= Assigned task =
The full listing, reproduced exactly, is what the response must contain.

= Dataset records =
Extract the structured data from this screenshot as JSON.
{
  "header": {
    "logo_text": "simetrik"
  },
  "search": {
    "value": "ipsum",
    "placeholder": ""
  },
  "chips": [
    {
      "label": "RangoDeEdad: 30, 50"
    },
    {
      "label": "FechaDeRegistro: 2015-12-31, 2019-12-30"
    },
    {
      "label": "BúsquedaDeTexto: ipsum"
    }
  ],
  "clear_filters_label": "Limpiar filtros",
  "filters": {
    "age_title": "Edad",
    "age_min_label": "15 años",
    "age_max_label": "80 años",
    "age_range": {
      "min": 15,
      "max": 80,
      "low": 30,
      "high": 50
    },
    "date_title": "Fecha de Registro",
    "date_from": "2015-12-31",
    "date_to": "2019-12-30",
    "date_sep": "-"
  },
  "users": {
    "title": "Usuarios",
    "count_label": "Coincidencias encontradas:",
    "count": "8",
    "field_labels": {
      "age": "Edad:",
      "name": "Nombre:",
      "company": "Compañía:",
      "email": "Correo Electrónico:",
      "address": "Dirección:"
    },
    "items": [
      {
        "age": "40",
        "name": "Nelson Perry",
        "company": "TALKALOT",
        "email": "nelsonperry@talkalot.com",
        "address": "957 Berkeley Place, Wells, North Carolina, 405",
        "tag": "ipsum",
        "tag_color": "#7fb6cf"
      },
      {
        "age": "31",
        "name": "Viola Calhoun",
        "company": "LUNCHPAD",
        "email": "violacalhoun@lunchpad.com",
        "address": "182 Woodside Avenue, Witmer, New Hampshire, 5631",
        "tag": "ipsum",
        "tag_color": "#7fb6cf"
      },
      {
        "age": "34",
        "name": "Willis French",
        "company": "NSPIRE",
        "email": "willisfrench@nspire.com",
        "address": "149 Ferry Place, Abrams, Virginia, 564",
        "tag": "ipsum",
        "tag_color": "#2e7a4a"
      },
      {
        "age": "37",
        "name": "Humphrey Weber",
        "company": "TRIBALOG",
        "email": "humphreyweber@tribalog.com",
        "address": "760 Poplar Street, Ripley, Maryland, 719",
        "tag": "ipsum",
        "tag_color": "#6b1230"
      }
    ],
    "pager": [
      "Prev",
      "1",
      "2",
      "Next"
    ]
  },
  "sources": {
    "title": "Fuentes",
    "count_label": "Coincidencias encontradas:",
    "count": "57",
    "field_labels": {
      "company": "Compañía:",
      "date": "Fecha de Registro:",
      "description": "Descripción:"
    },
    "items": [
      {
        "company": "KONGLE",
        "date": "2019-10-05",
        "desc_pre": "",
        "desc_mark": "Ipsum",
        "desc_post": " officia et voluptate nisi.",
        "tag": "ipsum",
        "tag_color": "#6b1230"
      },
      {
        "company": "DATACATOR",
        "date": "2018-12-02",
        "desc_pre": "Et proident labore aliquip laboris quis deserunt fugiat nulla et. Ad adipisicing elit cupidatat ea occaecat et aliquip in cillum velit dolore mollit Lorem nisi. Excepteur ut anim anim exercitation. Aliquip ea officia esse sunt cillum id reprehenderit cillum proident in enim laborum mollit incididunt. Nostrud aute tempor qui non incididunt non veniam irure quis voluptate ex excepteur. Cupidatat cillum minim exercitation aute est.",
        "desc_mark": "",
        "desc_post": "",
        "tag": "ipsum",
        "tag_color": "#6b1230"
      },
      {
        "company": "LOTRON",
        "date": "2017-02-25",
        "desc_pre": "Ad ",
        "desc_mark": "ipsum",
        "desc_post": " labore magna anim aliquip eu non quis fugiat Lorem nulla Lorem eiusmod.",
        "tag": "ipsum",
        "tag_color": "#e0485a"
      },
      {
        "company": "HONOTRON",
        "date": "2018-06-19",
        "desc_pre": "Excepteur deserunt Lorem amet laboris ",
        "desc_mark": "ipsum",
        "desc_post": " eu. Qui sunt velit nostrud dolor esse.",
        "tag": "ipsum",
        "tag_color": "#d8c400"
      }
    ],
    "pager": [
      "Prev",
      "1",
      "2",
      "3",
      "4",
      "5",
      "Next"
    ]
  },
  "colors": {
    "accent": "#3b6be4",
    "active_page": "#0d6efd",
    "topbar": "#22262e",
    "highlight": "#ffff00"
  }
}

= The answer =
Extract the structured data from this screenshot as JSON.
{
  "header": {
    "logo_text": "simetrik"
  },
  "search": {
    "value": "ipsum",
    "placeholder": ""
  },
  "chips": [
    {
      "label": "RangoDeEdad: 30, 50"
    },
    {
      "label": "FechaDeRegistro: 2015-12-31, 2019-12-30"
    },
    {
      "label": "BúsquedaDeTexto: ipsum"
    }
  ],
  "clear_filters_label": "Limpiar filtros",
  "filters": {
    "age_title": "Edad",
    "age_min_label": "15 años",
    "age_max_label": "80 años",
    "age_range": {
      "min": 15,
      "max": 80,
      "low": 30,
      "high": 50
    },
    "date_title": "Fecha de Registro",
    "date_from": "2015-12-31",
    "date_to": "2019-12-30",
    "date_sep": "-"
  },
  "users": {
    "title": "Usuarios",
    "count_label": "Coincidencias encontradas:",
    "count": "8",
    "field_labels": {
      "age": "Edad:",
      "name": "Nombre:",
      "company": "Compañía:",
      "email": "Correo Electrónico:",
      "address": "Dirección:"
    },
    "items": [
      {
        "age": "40",
        "name": "Nelson Perry",
        "company": "TALKALOT",
        "email": "nelsonperry@talkalot.com",
        "address": "957 Berkeley Place, Wells, North Carolina, 405",
        "tag": "ipsum",
        "tag_color": "#7fb6cf"
      },
      {
        "age": "31",
        "name": "Viola Calhoun",
        "company": "LUNCHPAD",
        "email": "violacalhoun@lunchpad.com",
        "address": "182 Woodside Avenue, Witmer, New Hampshire, 5631",
        "tag": "ipsum",
        "tag_color": "#7fb6cf"
      },
      {
        "age": "34",
        "name": "Willis French",
        "company": "NSPIRE",
        "email": "willisfrench@nspire.com",
        "address": "149 Ferry Place, Abrams, Virginia, 564",
        "tag": "ipsum",
        "tag_color": "#2e7a4a"
      },
      {
        "age": "37",
        "name": "Humphrey Weber",
        "company": "TRIBALOG",
        "email": "humphreyweber@tribalog.com",
        "address": "760 Poplar Street, Ripley, Maryland, 719",
        "tag": "ipsum",
        "tag_color": "#6b1230"
      }
    ],
    "pager": [
      "Prev",
      "1",
      "2",
      "Next"
    ]
  },
  "sources": {
    "title": "Fuentes",
    "count_label": "Coincidencias encontradas:",
    "count": "57",
    "field_labels": {
      "company": "Compañía:",
      "date": "Fecha de Registro:",
      "description": "Descripción:"
    },
    "items": [
      {
        "company": "KONGLE",
        "date": "2019-10-05",
        "desc_pre": "",
        "desc_mark": "Ipsum",
        "desc_post": " officia et voluptate nisi.",
        "tag": "ipsum",
        "tag_color": "#6b1230"
      },
      {
        "company": "DATACATOR",
        "date": "2018-12-02",
        "desc_pre": "Et proident labore aliquip laboris quis deserunt fugiat nulla et. Ad adipisicing elit cupidatat ea occaecat et aliquip in cillum velit dolore mollit Lorem nisi. Excepteur ut anim anim exercitation. Aliquip ea officia esse sunt cillum id reprehenderit cillum proident in enim laborum mollit incididunt. Nostrud aute tempor qui non incididunt non veniam irure quis voluptate ex excepteur. Cupidatat cillum minim exercitation aute est.",
        "desc_mark": "",
        "desc_post": "",
        "tag": "ipsum",
        "tag_color": "#6b1230"
      },
      {
        "company": "LOTRON",
        "date": "2017-02-25",
        "desc_pre": "Ad ",
        "desc_mark": "ipsum",
        "desc_post": " labore magna anim aliquip eu non quis fugiat Lorem nulla Lorem eiusmod.",
        "tag": "ipsum",
        "tag_color": "#e0485a"
      },
      {
        "company": "HONOTRON",
        "date": "2018-06-19",
        "desc_pre": "Excepteur deserunt Lorem amet laboris ",
        "desc_mark": "ipsum",
        "desc_post": " eu. Qui sunt velit nostrud dolor esse.",
        "tag": "ipsum",
        "tag_color": "#d8c400"
      }
    ],
    "pager": [
      "Prev",
      "1",
      "2",
      "3",
      "4",
      "5",
      "Next"
    ]
  },
  "colors": {
    "accent": "#3b6be4",
    "active_page": "#0d6efd",
    "topbar": "#22262e",
    "highlight": "#ffff00"
  }
}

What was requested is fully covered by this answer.